The key, then, is how a school’s material identity advances its intellectual mission. As with any large institution, one imagines that the building of a university begins with a master plan. However, when the goal is to foster intellectual work and community, the concept of a master plan must be expanded to include distinctly intellectual components. For example, academic buildings often physically symbolize the type of scholarly exploration and research that takes place therein. Administrative centers, on the other hand, anchor the more idealistic work taking place in the lecture and science wings. At the same time, individual buildings can function collectively as didactic forums for the public, demonstrating such principles as energy and water-use efficiencies. Lastly, the circulation between the buildings themselves is important. Open green space, for instance, can accommodate crowds, lectures, and even protests, providing a counterpoint to the more stately, processional routes that crisscross a campus.
Society for College and University Planning (SCUP)'s insight:

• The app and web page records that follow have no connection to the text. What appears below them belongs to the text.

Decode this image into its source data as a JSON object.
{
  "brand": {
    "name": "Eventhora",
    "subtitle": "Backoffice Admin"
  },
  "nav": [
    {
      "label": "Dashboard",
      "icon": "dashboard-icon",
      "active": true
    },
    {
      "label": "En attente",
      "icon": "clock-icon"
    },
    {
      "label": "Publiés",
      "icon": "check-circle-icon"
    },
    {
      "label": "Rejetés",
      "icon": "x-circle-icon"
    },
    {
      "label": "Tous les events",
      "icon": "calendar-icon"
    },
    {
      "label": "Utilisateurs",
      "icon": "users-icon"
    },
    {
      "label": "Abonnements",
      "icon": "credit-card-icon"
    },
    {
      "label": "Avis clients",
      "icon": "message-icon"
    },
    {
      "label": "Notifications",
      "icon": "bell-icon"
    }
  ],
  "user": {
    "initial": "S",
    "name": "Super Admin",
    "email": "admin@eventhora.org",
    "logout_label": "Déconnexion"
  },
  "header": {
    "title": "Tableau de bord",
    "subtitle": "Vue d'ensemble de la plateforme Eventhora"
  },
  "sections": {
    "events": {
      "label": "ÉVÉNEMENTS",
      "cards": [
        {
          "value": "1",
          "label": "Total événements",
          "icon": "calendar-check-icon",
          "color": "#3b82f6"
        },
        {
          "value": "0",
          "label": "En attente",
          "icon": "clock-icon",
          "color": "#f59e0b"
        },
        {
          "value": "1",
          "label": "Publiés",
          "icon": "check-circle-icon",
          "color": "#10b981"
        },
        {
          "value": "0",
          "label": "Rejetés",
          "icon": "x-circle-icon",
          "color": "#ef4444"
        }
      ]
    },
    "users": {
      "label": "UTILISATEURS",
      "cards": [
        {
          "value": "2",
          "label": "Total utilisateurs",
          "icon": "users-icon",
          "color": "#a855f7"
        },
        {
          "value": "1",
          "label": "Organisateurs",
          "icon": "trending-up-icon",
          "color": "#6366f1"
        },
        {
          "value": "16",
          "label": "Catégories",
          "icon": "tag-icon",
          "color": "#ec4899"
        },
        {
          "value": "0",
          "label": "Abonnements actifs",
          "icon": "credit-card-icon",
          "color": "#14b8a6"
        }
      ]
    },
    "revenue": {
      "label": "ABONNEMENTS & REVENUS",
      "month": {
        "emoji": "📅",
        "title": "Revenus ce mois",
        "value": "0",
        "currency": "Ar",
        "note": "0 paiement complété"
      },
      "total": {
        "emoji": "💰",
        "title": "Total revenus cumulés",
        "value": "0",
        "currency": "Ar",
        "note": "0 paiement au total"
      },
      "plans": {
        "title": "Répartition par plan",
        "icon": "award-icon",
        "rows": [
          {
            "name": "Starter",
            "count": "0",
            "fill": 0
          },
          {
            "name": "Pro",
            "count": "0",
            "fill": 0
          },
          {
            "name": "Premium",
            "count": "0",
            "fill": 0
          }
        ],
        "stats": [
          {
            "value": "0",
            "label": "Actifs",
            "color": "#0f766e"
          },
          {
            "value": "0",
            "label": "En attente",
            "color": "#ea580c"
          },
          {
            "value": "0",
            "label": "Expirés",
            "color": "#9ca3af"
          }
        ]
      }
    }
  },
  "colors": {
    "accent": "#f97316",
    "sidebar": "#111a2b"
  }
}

In Metropolis, Sherin Wing begins a series featuring campus planning and planners.The first part focuses on UCLA and UC San Diego and includes insights from SCUPers Jeffrey Averill (UCLA) and Boone Hellmann (UCSD).